KAPOLEI, Hawaii — A plane powered by the sun’s rays landed in Hawaii on Friday after a record-breaking five-day journey across the Pacific Ocean from Japan.
Pilot Andre Borschberg and his aircraft landed at Kalaeloa, a small airport outside Honolulu. His 120-hour voyage from Nagoya broke the record for the world’s longest nonstop solo flight, his team said.
The late US adventurer Steve Fossett set the previous record of 76 hours when he flew a specially designed jet around the globe in 2006.
But Borschberg flew the Solar Impulse 2 without fuel. Instead, its wings were equipped with 17,000 solar cells that charged batteries. The plane ran on stored energy at night.
The engineless aircraft landed in silence, the only sound the hum of a nearby helicopter. About 200 people, including the media, witnessed the touch-down shortly before 6 a.m.
Later in the morning, Borschberg called the flight an extraordinary experience, saying it marked historical firsts for aviation and for renewable energy.
‘‘Nobody now can say that renewable energies cannot do the impossible,’’ he said. Asked what was the most challenging part of the journey, he said it was when he and fellow Swiss copilot Bertrand Piccard had to decide when exactly to leave Japan, which he called a tough decision.
Borschberg stayed put for about an hour before finally standing and emerging from the plane. Before exiting, he was approached by customs personnel who asked to see his passport. Some in the waiting crowd waved Swiss flags, and dignitaries shook his hand. Piccard also greeted him, and six girls sang a welcoming song in Hawaiian.
Ground crews pushed the plane toward a hangar, where a celebratory crowd waited with leis and hula dancers.
The plane’s ideal flight speed is about 28 miles per hour, though that can double during the day when sun’s rays are strongest.

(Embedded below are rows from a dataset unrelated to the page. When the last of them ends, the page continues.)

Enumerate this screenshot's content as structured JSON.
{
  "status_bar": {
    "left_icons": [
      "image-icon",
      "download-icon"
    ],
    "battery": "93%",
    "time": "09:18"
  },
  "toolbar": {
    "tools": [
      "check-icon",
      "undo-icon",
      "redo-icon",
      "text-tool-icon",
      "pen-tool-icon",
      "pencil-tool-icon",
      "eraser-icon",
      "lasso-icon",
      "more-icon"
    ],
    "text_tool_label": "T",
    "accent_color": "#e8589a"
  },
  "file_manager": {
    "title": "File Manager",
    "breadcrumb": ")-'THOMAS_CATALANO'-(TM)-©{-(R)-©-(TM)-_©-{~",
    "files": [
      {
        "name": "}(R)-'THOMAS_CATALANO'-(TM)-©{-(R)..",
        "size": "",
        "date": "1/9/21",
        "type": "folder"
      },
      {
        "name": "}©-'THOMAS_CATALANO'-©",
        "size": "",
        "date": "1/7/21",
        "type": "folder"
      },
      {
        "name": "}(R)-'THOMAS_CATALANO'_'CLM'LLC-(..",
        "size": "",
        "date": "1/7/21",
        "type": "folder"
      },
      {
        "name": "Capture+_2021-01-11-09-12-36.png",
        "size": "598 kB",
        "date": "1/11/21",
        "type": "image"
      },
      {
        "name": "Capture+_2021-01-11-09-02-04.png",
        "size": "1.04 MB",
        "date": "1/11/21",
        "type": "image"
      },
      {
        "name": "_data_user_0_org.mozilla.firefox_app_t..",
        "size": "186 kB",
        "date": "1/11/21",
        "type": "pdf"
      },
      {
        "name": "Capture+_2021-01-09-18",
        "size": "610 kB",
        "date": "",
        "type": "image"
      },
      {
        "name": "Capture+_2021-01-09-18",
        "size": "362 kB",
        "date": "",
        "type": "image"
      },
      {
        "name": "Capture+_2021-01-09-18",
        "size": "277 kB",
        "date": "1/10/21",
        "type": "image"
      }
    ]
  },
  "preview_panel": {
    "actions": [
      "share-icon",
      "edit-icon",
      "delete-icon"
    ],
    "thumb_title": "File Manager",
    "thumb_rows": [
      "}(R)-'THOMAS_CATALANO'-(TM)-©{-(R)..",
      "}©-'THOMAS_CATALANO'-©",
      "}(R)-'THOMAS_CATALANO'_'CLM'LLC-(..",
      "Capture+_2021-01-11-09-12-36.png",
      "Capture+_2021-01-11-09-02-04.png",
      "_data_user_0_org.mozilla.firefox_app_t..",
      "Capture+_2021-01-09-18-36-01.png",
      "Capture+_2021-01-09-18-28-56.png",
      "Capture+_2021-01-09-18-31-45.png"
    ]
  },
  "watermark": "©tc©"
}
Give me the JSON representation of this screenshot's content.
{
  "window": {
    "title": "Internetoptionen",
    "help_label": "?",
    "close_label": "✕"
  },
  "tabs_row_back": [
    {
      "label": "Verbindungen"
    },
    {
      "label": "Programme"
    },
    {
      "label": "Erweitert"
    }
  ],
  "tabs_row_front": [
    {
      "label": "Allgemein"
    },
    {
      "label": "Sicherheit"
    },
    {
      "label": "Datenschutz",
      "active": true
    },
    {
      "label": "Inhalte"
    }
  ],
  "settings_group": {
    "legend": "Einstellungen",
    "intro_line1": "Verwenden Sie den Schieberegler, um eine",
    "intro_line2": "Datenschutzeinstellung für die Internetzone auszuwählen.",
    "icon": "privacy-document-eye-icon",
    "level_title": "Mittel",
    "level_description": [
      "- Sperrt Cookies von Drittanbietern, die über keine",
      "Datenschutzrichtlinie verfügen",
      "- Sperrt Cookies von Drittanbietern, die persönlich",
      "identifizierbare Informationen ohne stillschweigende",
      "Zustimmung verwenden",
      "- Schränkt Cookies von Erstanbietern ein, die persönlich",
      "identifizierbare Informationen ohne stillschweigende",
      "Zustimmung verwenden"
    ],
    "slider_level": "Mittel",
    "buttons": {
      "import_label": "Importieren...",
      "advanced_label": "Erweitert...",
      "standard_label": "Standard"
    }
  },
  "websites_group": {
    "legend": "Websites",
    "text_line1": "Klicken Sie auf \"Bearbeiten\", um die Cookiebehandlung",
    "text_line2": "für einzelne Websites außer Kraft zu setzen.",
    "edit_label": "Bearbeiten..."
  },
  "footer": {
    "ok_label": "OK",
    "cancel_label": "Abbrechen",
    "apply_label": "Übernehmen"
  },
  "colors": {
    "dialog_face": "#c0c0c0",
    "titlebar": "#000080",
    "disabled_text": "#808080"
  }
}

The aircraft weighs more than 5,000 pounds, or about as much as a minivan or mid-sized truck.